Indeed, the only complaint the official church made to the Phoenix was over the photo. “They didn’t say anything about the substance of the story,” she said. “I immediately knew that everything was true.”
Lombardi said that those who orchestrated the cover-up were “driven by a desire to protect the church.” That motive, she said, is “pretty common” for all institutions, whose first reaction is to “circle the wagons … and try to put the scandal to rest before it explodes.”
But the church is supposed to be better than other institutions, she said. That’s what made its conduct “so outrageous.” She added that over the years the church amassed a sophisticated understanding of pedophilia. “They knew more about pedophilia than anybody else.” But the church chose to ignore that knowledge, and opted to protect its own reputation, rather than the children in its care.
When I interviewed her in early 2013, more than a decade after the Law story, she said she couldn’t conceive of ever returning to the church.
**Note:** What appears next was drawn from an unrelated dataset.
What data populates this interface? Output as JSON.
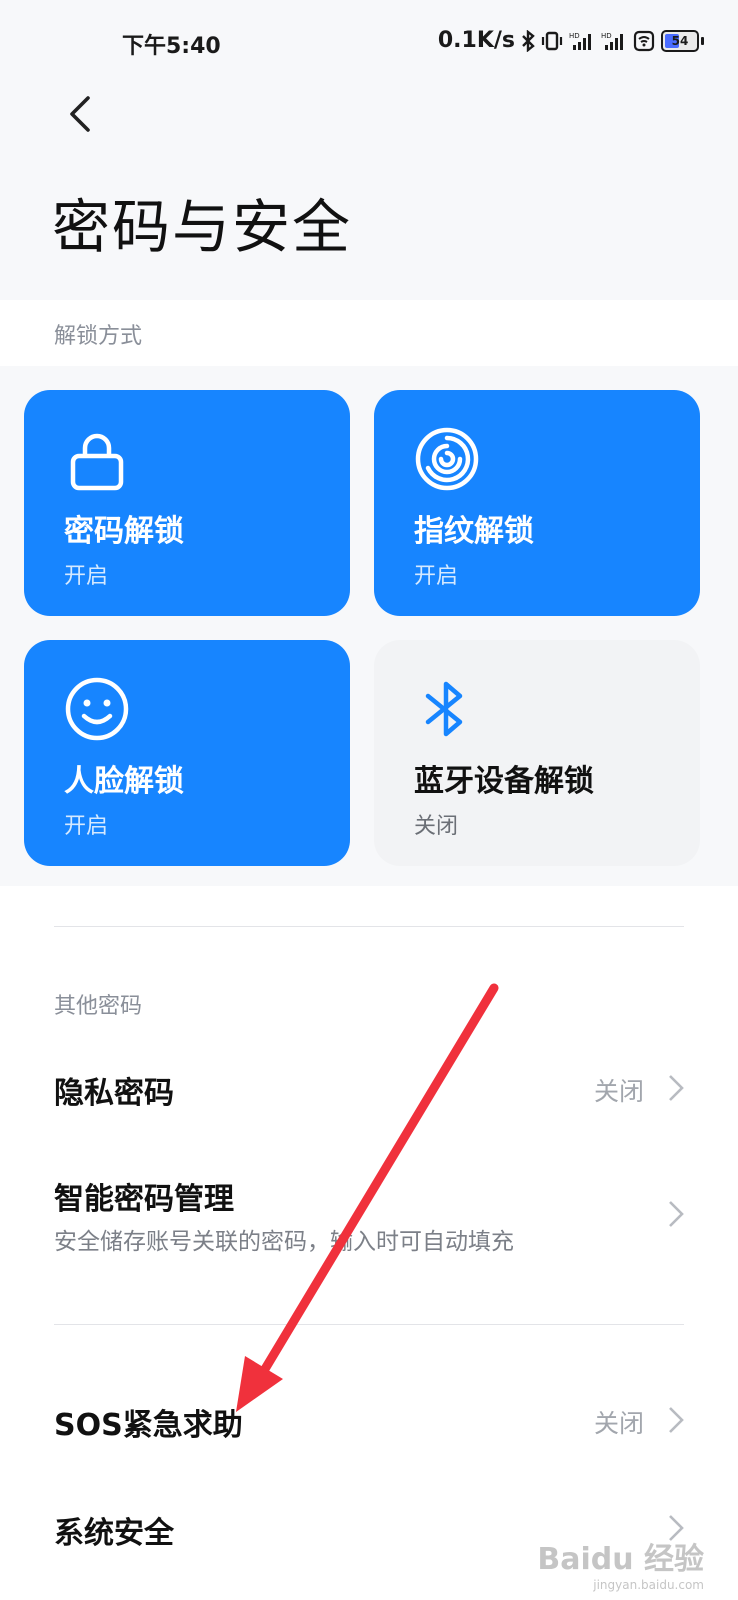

I contacted Lombardi last fall to see if her feelings about Catholicism had changed in light of a somewhat more tolerant church under Pope Francis. “No, my views on the church have not changed since we spoke,” she emailed back.
When we spoke two years ago, I speculated that perhaps the value of “bearing witness” and “giving voice to the voiceless,” bedrock Christian values, meant that journalism was her new substitute for religious faith.
“Journalism has become my religion, I’ll put it that way,” Lombardi said. “I truly do believe that I’m doing righteous work by giving voice to the voiceless. I really do.”